“There is no evil intent,” Darby reportedly said later [at sentencing]. “There is no malice… I am human. I am Christian. The taking of human life was not lost on me… I’m asking for mercy; I’m asking for leniency.”
“He is someone I absolutely trust,” said Steve Taylor, Darby’s pastor.
Another Darby friend, Clint Murphree, told the court that Darby was “a Christian man who serves his community.”
Murphree also reportedly told the court that Parker’s murder “strengthened and solidified Darby’s faith.” That’s according to a WHNT synopsis of his statement.
That’s Christian privilege for you. No person of another faith could seriously think pointing to his religion in court would minimize his sentence for murder. What arrogance from these people to think that his Christianity should override his choice to kill someone who was already suffering.
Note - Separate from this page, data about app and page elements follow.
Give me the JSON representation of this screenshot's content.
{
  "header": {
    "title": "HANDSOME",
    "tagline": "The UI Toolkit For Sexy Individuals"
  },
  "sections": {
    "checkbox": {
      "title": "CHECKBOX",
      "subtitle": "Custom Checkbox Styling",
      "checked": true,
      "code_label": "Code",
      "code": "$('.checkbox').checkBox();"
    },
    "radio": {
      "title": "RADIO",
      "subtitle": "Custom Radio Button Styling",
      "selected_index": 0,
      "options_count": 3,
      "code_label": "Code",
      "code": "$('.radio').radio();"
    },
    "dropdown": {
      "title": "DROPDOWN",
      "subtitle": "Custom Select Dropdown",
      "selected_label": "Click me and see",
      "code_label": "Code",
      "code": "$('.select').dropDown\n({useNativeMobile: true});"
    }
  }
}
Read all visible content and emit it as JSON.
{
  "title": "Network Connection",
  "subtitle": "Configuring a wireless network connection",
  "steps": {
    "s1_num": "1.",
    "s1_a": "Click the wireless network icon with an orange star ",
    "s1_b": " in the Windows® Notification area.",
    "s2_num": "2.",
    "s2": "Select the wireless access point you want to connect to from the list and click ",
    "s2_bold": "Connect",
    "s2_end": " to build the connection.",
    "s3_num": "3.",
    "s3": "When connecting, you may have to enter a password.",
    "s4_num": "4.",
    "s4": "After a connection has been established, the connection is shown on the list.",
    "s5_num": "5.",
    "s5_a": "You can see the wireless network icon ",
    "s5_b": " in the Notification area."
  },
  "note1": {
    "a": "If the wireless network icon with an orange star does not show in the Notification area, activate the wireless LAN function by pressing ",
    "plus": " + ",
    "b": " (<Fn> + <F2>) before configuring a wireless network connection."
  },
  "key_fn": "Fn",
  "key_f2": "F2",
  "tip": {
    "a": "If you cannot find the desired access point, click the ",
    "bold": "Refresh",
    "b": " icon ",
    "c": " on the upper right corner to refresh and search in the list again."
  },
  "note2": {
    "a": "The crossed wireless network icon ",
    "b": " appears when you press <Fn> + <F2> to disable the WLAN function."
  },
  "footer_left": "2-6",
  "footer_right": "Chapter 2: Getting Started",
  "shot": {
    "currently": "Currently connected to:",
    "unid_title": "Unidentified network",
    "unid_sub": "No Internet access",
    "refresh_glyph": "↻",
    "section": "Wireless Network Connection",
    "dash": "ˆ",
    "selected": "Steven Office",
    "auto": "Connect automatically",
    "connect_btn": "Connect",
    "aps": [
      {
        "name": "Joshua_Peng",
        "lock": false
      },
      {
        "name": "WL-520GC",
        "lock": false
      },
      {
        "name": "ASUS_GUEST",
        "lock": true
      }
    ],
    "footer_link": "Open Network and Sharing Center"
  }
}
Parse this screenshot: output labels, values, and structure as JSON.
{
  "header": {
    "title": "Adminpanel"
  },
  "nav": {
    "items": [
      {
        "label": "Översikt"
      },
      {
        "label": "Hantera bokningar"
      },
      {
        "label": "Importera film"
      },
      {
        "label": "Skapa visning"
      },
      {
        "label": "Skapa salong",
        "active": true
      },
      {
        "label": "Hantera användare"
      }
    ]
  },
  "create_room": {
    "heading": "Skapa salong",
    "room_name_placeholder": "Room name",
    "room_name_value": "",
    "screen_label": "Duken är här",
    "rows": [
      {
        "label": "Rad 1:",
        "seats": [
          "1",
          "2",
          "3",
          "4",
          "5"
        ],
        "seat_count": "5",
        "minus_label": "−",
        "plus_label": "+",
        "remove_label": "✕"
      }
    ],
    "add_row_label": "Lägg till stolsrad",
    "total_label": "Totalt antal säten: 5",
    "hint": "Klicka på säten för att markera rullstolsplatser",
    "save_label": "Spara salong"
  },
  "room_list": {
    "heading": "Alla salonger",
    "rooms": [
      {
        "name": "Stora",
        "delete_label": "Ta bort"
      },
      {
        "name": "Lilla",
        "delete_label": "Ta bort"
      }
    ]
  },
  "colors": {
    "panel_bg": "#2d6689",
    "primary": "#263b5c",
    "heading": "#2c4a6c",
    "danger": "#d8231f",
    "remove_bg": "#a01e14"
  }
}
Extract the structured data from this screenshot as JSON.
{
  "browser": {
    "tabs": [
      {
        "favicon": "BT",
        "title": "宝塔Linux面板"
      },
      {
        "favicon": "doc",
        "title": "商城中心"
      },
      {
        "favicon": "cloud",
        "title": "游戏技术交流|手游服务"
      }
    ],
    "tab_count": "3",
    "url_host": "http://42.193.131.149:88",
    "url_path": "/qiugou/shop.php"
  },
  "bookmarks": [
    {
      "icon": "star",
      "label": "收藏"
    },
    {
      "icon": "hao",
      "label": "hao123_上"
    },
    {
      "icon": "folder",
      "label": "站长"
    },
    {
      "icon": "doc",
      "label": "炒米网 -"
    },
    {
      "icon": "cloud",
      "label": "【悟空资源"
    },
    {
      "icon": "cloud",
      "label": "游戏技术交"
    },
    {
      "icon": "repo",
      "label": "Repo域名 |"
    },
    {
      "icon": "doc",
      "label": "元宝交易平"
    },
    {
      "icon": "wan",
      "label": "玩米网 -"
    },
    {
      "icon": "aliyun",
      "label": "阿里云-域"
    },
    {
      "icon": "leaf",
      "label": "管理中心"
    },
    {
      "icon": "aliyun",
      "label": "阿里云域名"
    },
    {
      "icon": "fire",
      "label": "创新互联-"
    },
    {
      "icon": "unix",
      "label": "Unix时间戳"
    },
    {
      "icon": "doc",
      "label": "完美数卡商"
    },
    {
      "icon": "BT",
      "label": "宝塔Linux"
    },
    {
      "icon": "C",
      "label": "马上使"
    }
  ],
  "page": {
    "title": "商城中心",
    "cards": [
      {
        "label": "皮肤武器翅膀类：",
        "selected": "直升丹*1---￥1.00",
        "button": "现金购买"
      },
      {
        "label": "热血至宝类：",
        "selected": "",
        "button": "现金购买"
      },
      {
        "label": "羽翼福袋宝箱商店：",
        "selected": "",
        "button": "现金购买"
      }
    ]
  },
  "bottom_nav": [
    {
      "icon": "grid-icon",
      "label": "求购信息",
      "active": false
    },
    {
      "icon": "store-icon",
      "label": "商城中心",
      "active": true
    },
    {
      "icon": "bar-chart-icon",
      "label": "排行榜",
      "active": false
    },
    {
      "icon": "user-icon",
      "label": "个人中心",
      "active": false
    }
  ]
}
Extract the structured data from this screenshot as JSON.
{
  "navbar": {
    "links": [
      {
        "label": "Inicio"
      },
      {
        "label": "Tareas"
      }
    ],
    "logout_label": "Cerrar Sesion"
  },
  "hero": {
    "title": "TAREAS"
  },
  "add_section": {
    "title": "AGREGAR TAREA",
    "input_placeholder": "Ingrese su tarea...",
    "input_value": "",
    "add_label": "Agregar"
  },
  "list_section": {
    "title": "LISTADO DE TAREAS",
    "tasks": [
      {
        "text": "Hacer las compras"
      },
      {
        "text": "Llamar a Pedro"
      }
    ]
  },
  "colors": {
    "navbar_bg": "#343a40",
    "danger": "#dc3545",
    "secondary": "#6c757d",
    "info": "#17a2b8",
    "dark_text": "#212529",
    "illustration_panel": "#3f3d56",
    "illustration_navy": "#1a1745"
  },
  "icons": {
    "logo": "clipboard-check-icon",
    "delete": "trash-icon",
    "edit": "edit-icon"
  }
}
Whether it influenced the judge is up for debate. Prosecutors had asked for a minimum of 25 years in jail and that’s what Circuit Judge Donna Pate gave him. Would she have increased the sentence without those appeals to faith? Who knows. But the short version of this story is that a convicted murderer may eventually see the outside of a prison cell in part because he belonged to the dominant faith in his community.
That’s not Jesus working His magic. That’s just Christian culture working its way through the community. It’s hard to imagine a Muslim, atheist, or Satanist getting the same kind of treatment in the same kind of situation.
(Thanks to Scott for the link)